TASK:
Here are some records; copy every line that holds the word "却没了她".

DATA RECORDS:
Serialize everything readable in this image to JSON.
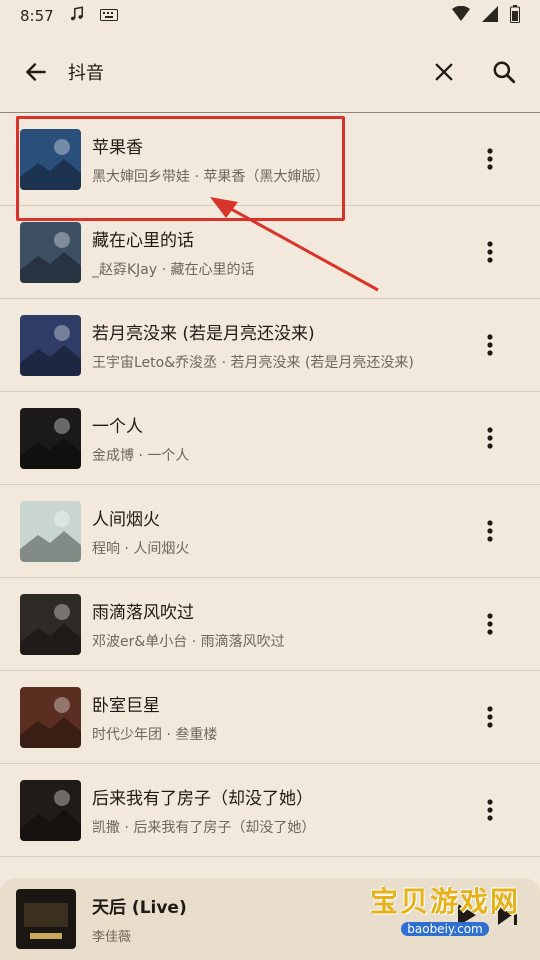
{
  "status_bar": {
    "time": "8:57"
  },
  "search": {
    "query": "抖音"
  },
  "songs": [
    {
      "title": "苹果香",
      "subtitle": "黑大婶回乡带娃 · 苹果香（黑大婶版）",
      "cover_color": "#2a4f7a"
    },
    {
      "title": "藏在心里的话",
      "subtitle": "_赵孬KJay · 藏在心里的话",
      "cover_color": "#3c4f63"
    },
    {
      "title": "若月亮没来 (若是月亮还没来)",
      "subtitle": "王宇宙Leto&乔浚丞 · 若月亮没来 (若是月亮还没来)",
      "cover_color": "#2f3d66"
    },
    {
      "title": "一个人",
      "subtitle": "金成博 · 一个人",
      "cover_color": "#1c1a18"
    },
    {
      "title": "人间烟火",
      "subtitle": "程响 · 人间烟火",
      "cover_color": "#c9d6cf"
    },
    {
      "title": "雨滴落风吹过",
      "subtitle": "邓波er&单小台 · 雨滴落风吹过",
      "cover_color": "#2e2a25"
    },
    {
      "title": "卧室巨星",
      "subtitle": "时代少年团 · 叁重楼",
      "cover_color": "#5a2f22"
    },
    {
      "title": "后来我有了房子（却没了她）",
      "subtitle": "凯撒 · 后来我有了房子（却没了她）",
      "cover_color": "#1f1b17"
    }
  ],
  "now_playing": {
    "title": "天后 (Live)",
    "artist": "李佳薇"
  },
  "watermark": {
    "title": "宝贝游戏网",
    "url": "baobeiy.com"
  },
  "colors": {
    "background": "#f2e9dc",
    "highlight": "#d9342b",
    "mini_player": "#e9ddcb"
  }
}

COMPLETED EXERCISE:
      "title": "后来我有了房子（却没了她）",
      "subtitle": "凯撒 · 后来我有了房子（却没了她）",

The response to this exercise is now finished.